When you drive north along Ohio 364 and turn left on Edgewater Drive, you will see a beautiful lake. Whether ice-covered or not, Grand Lake St. Marys is, well, grand.
What you don’t see is the economic chaos that beautiful lake has caused. Because when you get up close, not much has changed. The economy is still hurting. Many businesses have closed … and while politicians try to find money to fix the problem, nutrients still flow into the lake from farm fields in the watershed.
The people don’t know if the water quality will stay decent, as it is now, or deteriorate as the summer sun provides the warming to bring on a full algae bloom and the toxins that come along with it.
Here are some things they do know:
• The local group of volunteers, Grand Lake St. Marys Restoration Commission, has been working hard to make the water quality better. It has raised more than $600,000 to purchase aerators and sediment collectors.
• The Ohio EPA, which lifted all other advisories in recent months, still has the following on its Web site: “Due to the high levels of microcystin, coupled with the uncertainty of the buildup of microcystin toxins in fish tissue, people are advised to not consume fish caught in Grand Lake St. Marys.”

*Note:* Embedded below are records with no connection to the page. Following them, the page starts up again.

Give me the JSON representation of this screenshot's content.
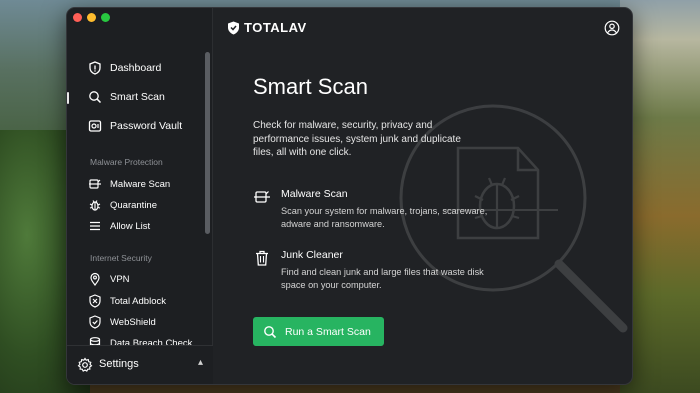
{
  "app": {
    "brand": "TOTALAV"
  },
  "sidebar": {
    "top_items": [
      {
        "label": "Dashboard",
        "icon": "shield-icon"
      },
      {
        "label": "Smart Scan",
        "icon": "search-icon"
      },
      {
        "label": "Password Vault",
        "icon": "vault-icon"
      }
    ],
    "sections": [
      {
        "label": "Malware Protection",
        "items": [
          {
            "label": "Malware Scan",
            "icon": "scanner-icon"
          },
          {
            "label": "Quarantine",
            "icon": "bug-icon"
          },
          {
            "label": "Allow List",
            "icon": "list-icon"
          }
        ]
      },
      {
        "label": "Internet Security",
        "items": [
          {
            "label": "VPN",
            "icon": "location-pin-icon"
          },
          {
            "label": "Total Adblock",
            "icon": "adblock-shield-icon"
          },
          {
            "label": "WebShield",
            "icon": "check-shield-icon"
          },
          {
            "label": "Data Breach Check",
            "icon": "database-icon"
          }
        ]
      }
    ],
    "settings_label": "Settings"
  },
  "main": {
    "title": "Smart Scan",
    "description": "Check for malware, security, privacy and performance issues, system junk and duplicate files, all with one click.",
    "features": [
      {
        "title": "Malware Scan",
        "desc": "Scan your system for malware, trojans, scareware, adware and ransomware.",
        "icon": "scanner-icon"
      },
      {
        "title": "Junk Cleaner",
        "desc": "Find and clean junk and large files that waste disk space on your computer.",
        "icon": "trash-icon"
      }
    ],
    "cta_label": "Run a Smart Scan"
  },
  "colors": {
    "accent": "#27b461",
    "window_bg": "#202225",
    "sidebar_bg": "#1d1f22"
  }
}
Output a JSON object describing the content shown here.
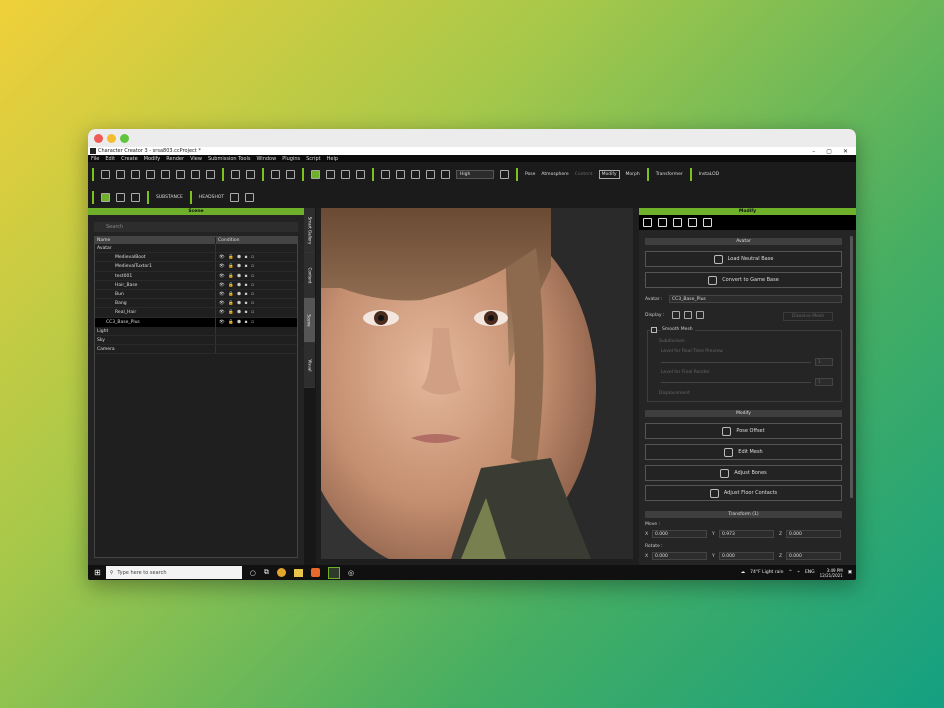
{
  "window": {
    "title": "Character Creator 3 - srsa803.ccProject *",
    "min": "–",
    "max": "▢",
    "close": "✕"
  },
  "menu": [
    "File",
    "Edit",
    "Create",
    "Modify",
    "Render",
    "View",
    "Submission Tools",
    "Window",
    "Plugins",
    "Script",
    "Help"
  ],
  "toolbar": {
    "quality": "High",
    "pose": "Pose",
    "atmosphere": "Atmosphere",
    "content": "Content",
    "modify": "Modify",
    "morph": "Morph",
    "transformer": "Transformer",
    "instalod": "InstaLOD",
    "headshot": "HEADSHOT",
    "substance": "SUBSTANCE"
  },
  "scene": {
    "title": "Scene",
    "search_placeholder": "Search",
    "col_name": "Name",
    "col_condition": "Condition",
    "rows": [
      {
        "name": "Avatar",
        "indent": 0,
        "selected": false,
        "icons": ""
      },
      {
        "name": "MedievalBoot",
        "indent": 2,
        "selected": false,
        "icons": "👁 🔒 ⬢ ▪ ▫"
      },
      {
        "name": "MedievalTuxtor1",
        "indent": 2,
        "selected": false,
        "icons": "👁 🔒 ⬢ ▪ ▫"
      },
      {
        "name": "test001",
        "indent": 2,
        "selected": false,
        "icons": "👁 🔒 ⬢ ▪ ▫"
      },
      {
        "name": "Hair_Base",
        "indent": 2,
        "selected": false,
        "icons": "👁 🔒 ⬢ ▪ ▫"
      },
      {
        "name": "Bun",
        "indent": 2,
        "selected": false,
        "icons": "👁 🔒 ⬢ ▪ ▫"
      },
      {
        "name": "Bang",
        "indent": 2,
        "selected": false,
        "icons": "👁 🔒 ⬢ ▪ ▫"
      },
      {
        "name": "Real_Hair",
        "indent": 2,
        "selected": false,
        "icons": "👁 🔒 ⬢ ▪ ▫"
      },
      {
        "name": "CC3_Base_Plus",
        "indent": 1,
        "selected": true,
        "icons": "👁 🔒 ⬢ ▪ ▫"
      },
      {
        "name": "Light",
        "indent": 0,
        "selected": false,
        "icons": ""
      },
      {
        "name": "Sky",
        "indent": 0,
        "selected": false,
        "icons": ""
      },
      {
        "name": "Camera",
        "indent": 0,
        "selected": false,
        "icons": ""
      }
    ]
  },
  "side_tabs": [
    "Smart Gallery",
    "Content",
    "Scene",
    "Visual"
  ],
  "modify": {
    "title": "Modify",
    "avatar_section": "Avatar",
    "load_neutral": "Load Neutral Base",
    "convert_game": "Convert to Game Base",
    "avatar_label": "Avatar :",
    "avatar_value": "CC3_Base_Plus",
    "display_label": "Display :",
    "dissolve": "Dissolve Mesh",
    "smooth_mesh": "Smooth Mesh",
    "subdivision": "Subdivision",
    "level_max": "Level for Real-Time Preview",
    "level_render": "Level for Final Render",
    "level_val": "1",
    "displacement": "Displacement",
    "modify_section": "Modify",
    "pose_offset": "Pose Offset",
    "edit_mesh": "Edit Mesh",
    "adjust_bones": "Adjust Bones",
    "adjust_floor": "Adjust Floor Contacts",
    "transform_section": "Transform (1)",
    "move": "Move :",
    "rotate": "Rotate :",
    "move_x": "0.000",
    "move_y": "0.973",
    "move_z": "0.000",
    "rot_x": "0.000",
    "rot_y": "0.000",
    "rot_z": "0.000"
  },
  "taskbar": {
    "search": "Type here to search",
    "weather": "74°F  Light rain",
    "lang": "ENG",
    "time": "3:49 PM",
    "date": "12/21/2021"
  }
}
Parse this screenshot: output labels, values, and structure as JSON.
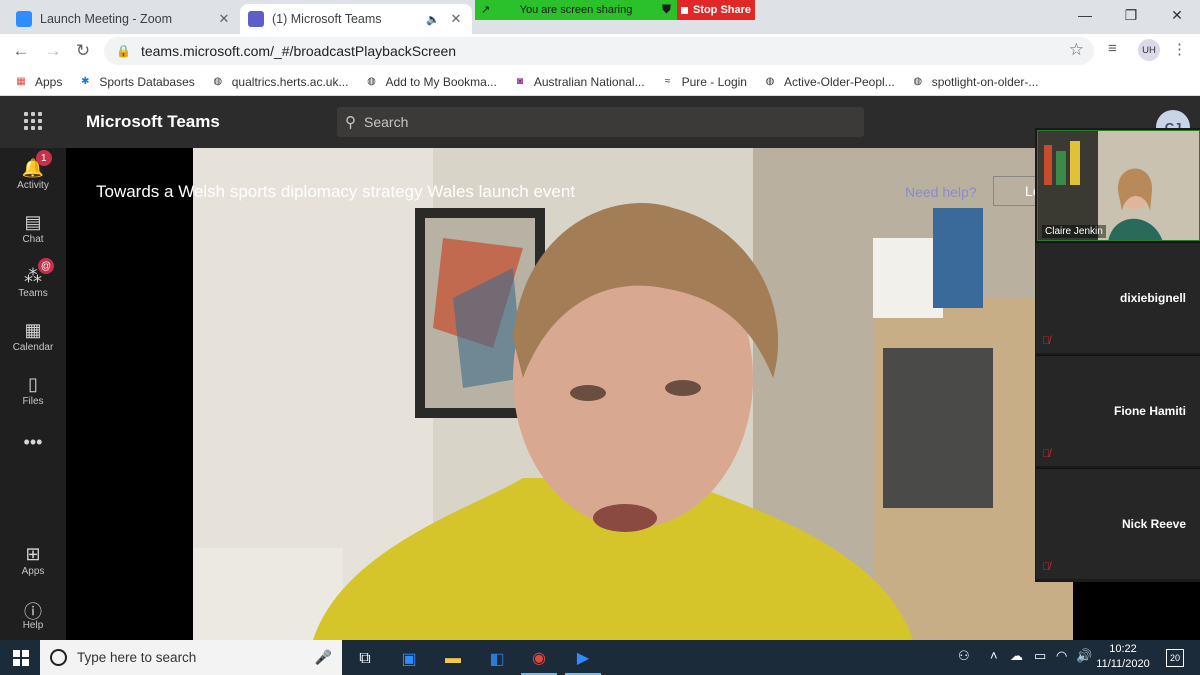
{
  "browser": {
    "tabs": [
      {
        "title": "Launch Meeting - Zoom",
        "favicon_color": "#2d8cff"
      },
      {
        "title": "(1) Microsoft Teams",
        "favicon_color": "#5b5fc7"
      }
    ],
    "url": "teams.microsoft.com/_#/broadcastPlaybackScreen",
    "profile_initials": "UH"
  },
  "zoom_share": {
    "status": "You are screen sharing",
    "stop_label": "Stop Share"
  },
  "bookmarks": [
    {
      "label": "Apps",
      "icon": "apps-grid-icon"
    },
    {
      "label": "Sports Databases",
      "icon": "sports-icon"
    },
    {
      "label": "qualtrics.herts.ac.uk...",
      "icon": "globe-icon"
    },
    {
      "label": "Add to My Bookma...",
      "icon": "globe-icon"
    },
    {
      "label": "Australian National...",
      "icon": "anu-icon"
    },
    {
      "label": "Pure - Login",
      "icon": "pure-icon"
    },
    {
      "label": "Active-Older-Peopl...",
      "icon": "globe-icon"
    },
    {
      "label": "spotlight-on-older-...",
      "icon": "globe-icon"
    }
  ],
  "teams": {
    "app_title": "Microsoft Teams",
    "search_placeholder": "Search",
    "user_initials": "CJ",
    "event_title": "Towards a Welsh sports diplomacy strategy Wales launch event",
    "need_help": "Need help?",
    "leave_label": "Leave",
    "rail": [
      {
        "label": "Activity",
        "badge": "1"
      },
      {
        "label": "Chat"
      },
      {
        "label": "Teams",
        "badge": "@"
      },
      {
        "label": "Calendar"
      },
      {
        "label": "Files"
      },
      {
        "label": "Apps"
      },
      {
        "label": "Help"
      }
    ]
  },
  "zoom_participants": {
    "self_name": "Claire Jenkin",
    "others": [
      "dixiebignell",
      "Fione Hamiti",
      "Nick Reeve"
    ]
  },
  "taskbar": {
    "search_placeholder": "Type here to search",
    "time": "10:22",
    "date": "11/11/2020",
    "notifications": "20"
  }
}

This advisory, unfortunately, curtails fishing, a very popular and important activity at the lake. And even when the ban is lifted, the mindset it created will linger for years.

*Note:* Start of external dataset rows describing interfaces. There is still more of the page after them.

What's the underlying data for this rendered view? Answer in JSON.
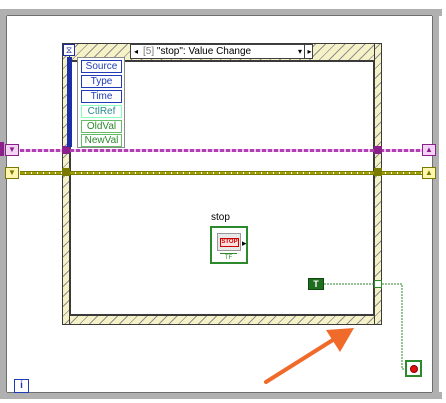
{
  "event_structure": {
    "case_index": "[5]",
    "case_name": "\"stop\": Value Change",
    "left_arrow": "◂",
    "dropdown": "▾",
    "right_arrow": "▸"
  },
  "event_data_node": {
    "items": [
      "Source",
      "Type",
      "Time",
      "CtlRef",
      "OldVal",
      "NewVal"
    ]
  },
  "stop_terminal": {
    "label": "stop",
    "button_text": "STOP",
    "type_text": "TF"
  },
  "true_constant": {
    "text": "T"
  },
  "iteration_terminal": {
    "text": "i"
  },
  "hourglass": {
    "text": "⧖"
  },
  "colors": {
    "boolean_green": "#2c8a2c",
    "refnum_purple": "#b040b0",
    "cluster_yellow": "#a0a000",
    "annotation_orange": "#f06a2a"
  }
}
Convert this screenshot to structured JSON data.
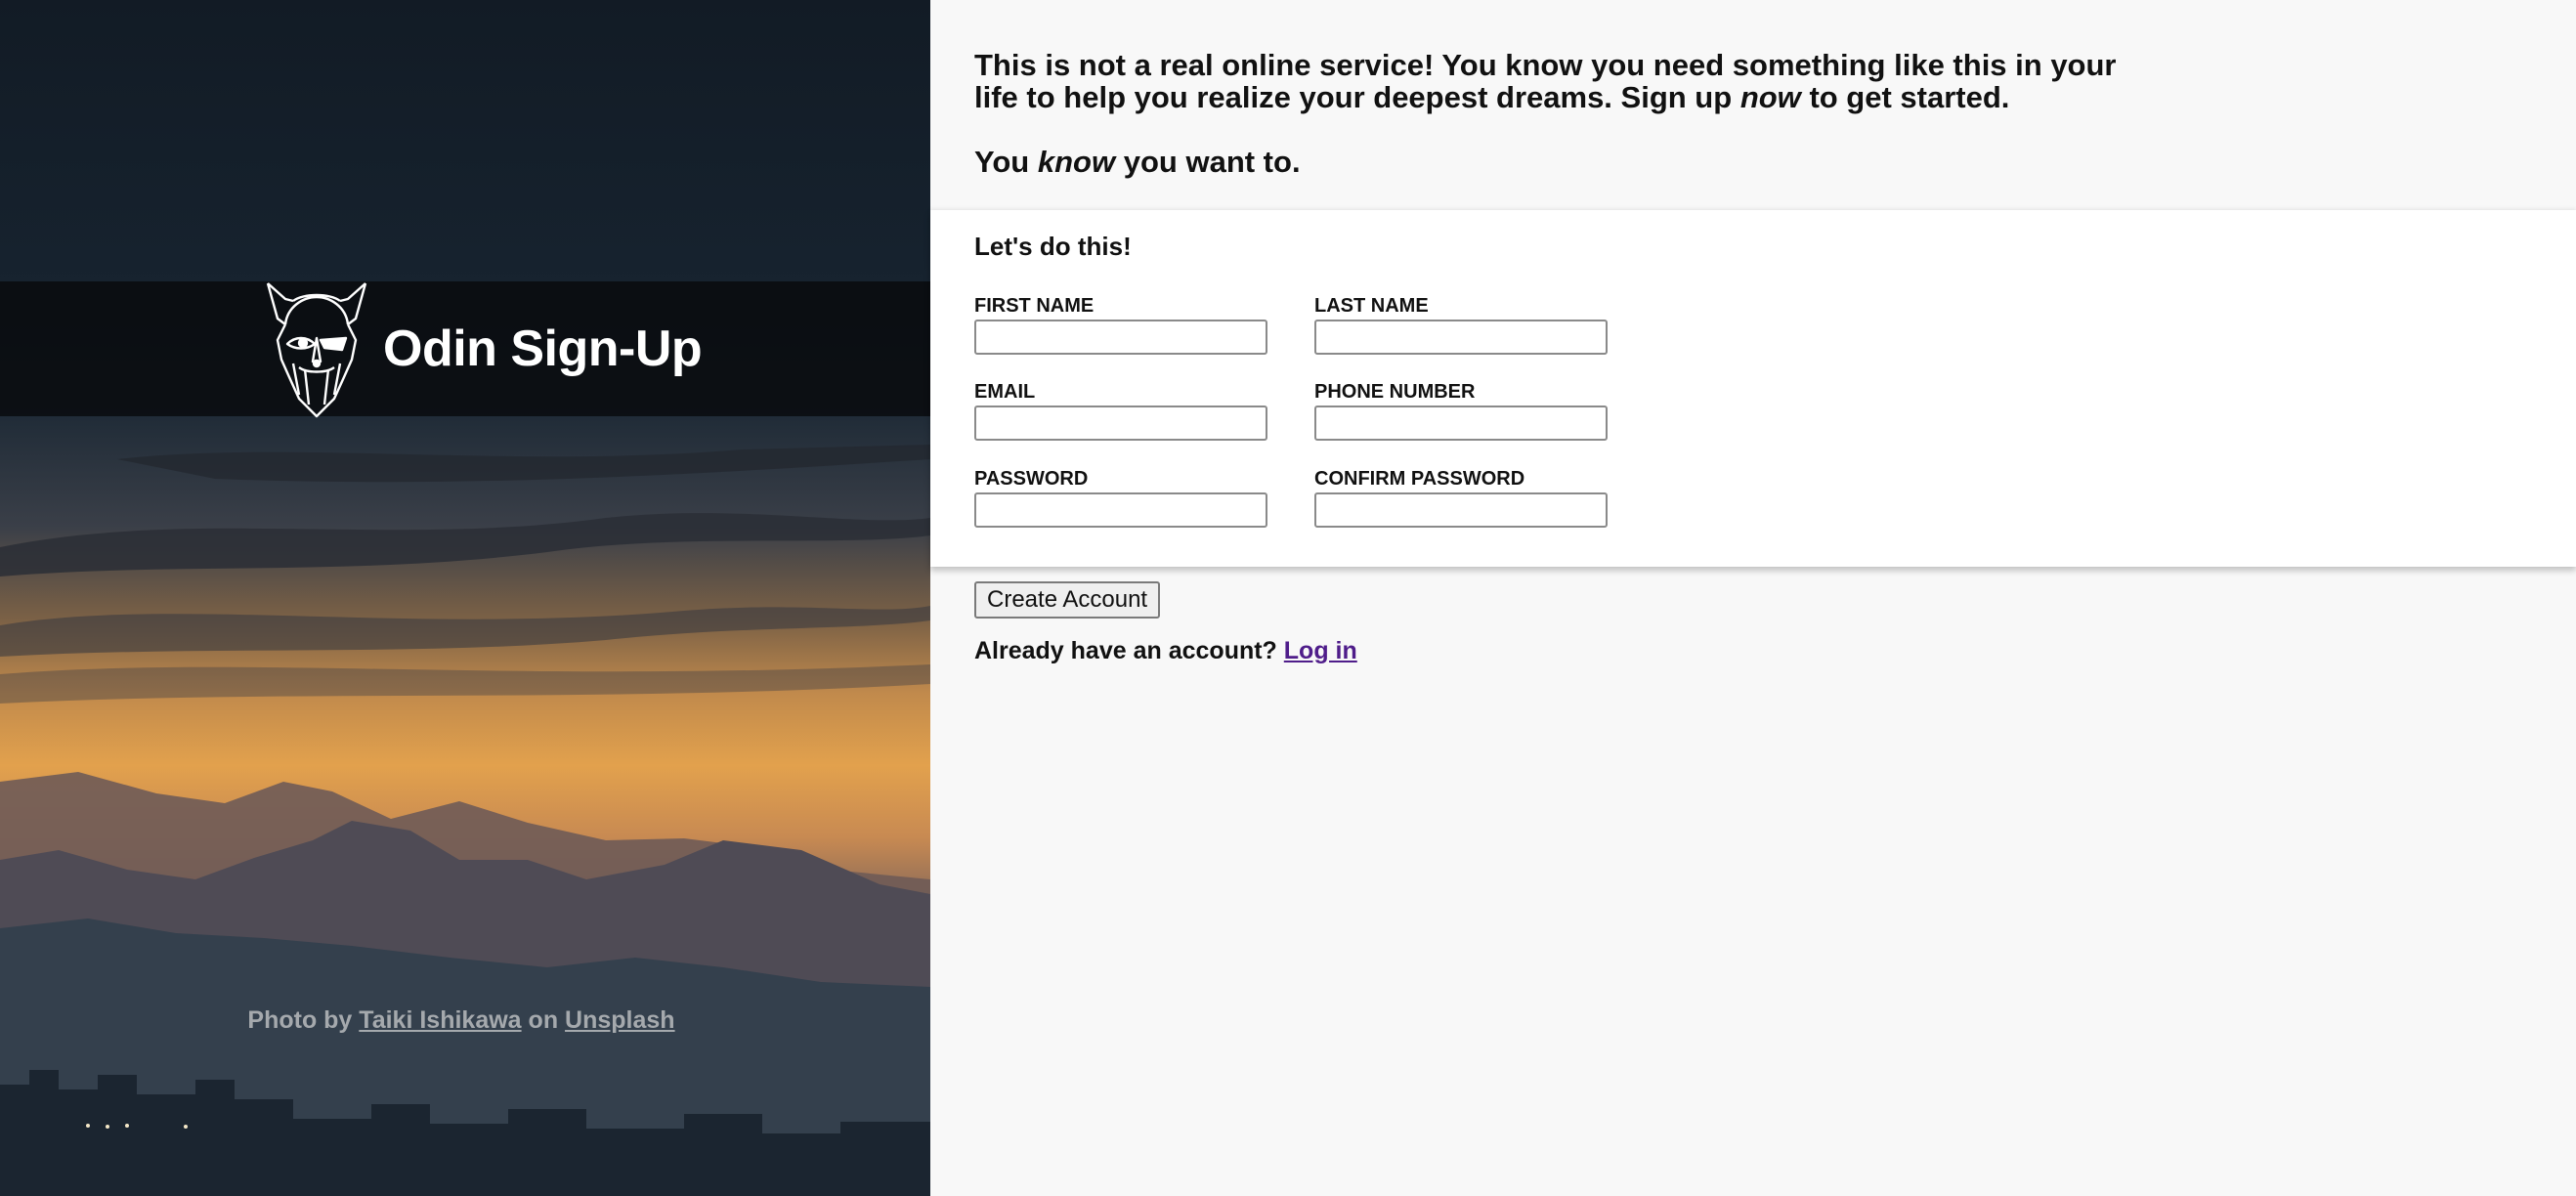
{
  "brand": {
    "title": "Odin Sign-Up",
    "logo_icon": "odin-viking-helmet-icon"
  },
  "hero": {
    "credit_prefix": "Photo by",
    "photographer": "Taiki Ishikawa",
    "credit_middle": "on",
    "source": "Unsplash"
  },
  "intro": {
    "line1_start": "This is not a real online service! You know you need something like this in your life to help you realize your deepest dreams. Sign up",
    "line1_em": "now",
    "line1_end": "to get started.",
    "line2_start": "You",
    "line2_em": "know",
    "line2_end": "you want to."
  },
  "form": {
    "heading": "Let's do this!",
    "fields": {
      "first_name": {
        "label": "FIRST NAME",
        "value": ""
      },
      "last_name": {
        "label": "LAST NAME",
        "value": ""
      },
      "email": {
        "label": "EMAIL",
        "value": ""
      },
      "phone": {
        "label": "PHONE NUMBER",
        "value": ""
      },
      "password": {
        "label": "PASSWORD",
        "value": ""
      },
      "confirm_password": {
        "label": "CONFIRM PASSWORD",
        "value": ""
      }
    }
  },
  "actions": {
    "create_account_label": "Create Account",
    "login_prompt": "Already have an account?",
    "login_link": "Log in"
  },
  "colors": {
    "link_visited": "#4f1d8a",
    "hero_band": "#080a0c",
    "card_bg": "#ffffff",
    "page_bg": "#f8f8f8"
  }
}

• While the new cabinet-level directors are already showing interest and say Grand Lake St. Marys is a priority for new Gov. John Kasich, local residents have to wonder if they will get something positive accomplished soon. There is a reported $9 billion deficit in the state budget, so how can there be funds for GLSM? Activities such as dredging cost money. Will the budget allow future dredging to be expanded or will the money dry up?
• The state’s test on alum was inconclusive, so what does the future bring? As of this writing, a decision has not been made to further test alum or spread it over the entire lake. The question is, again, money. It is hard to imagine the state would gamble precious funds on a process that may or may not work.
• Some 300 area farmers have been banned by the state from spreading manure on frozen fields, which helps them get rid of animal waste, but increases the chances of it flowing into the lake. The only problem is that they have this winter and next winter to get their act together. That means the flow of nutrients won’t even slow down until 2013.
ODNR has declared the area to be a “watershed in distress,” which means tighter rules on manure spreading, but, again, not until 2013. The irony is the watershed has been distressed for probably 20 years, but nobody in Columbus cared about it.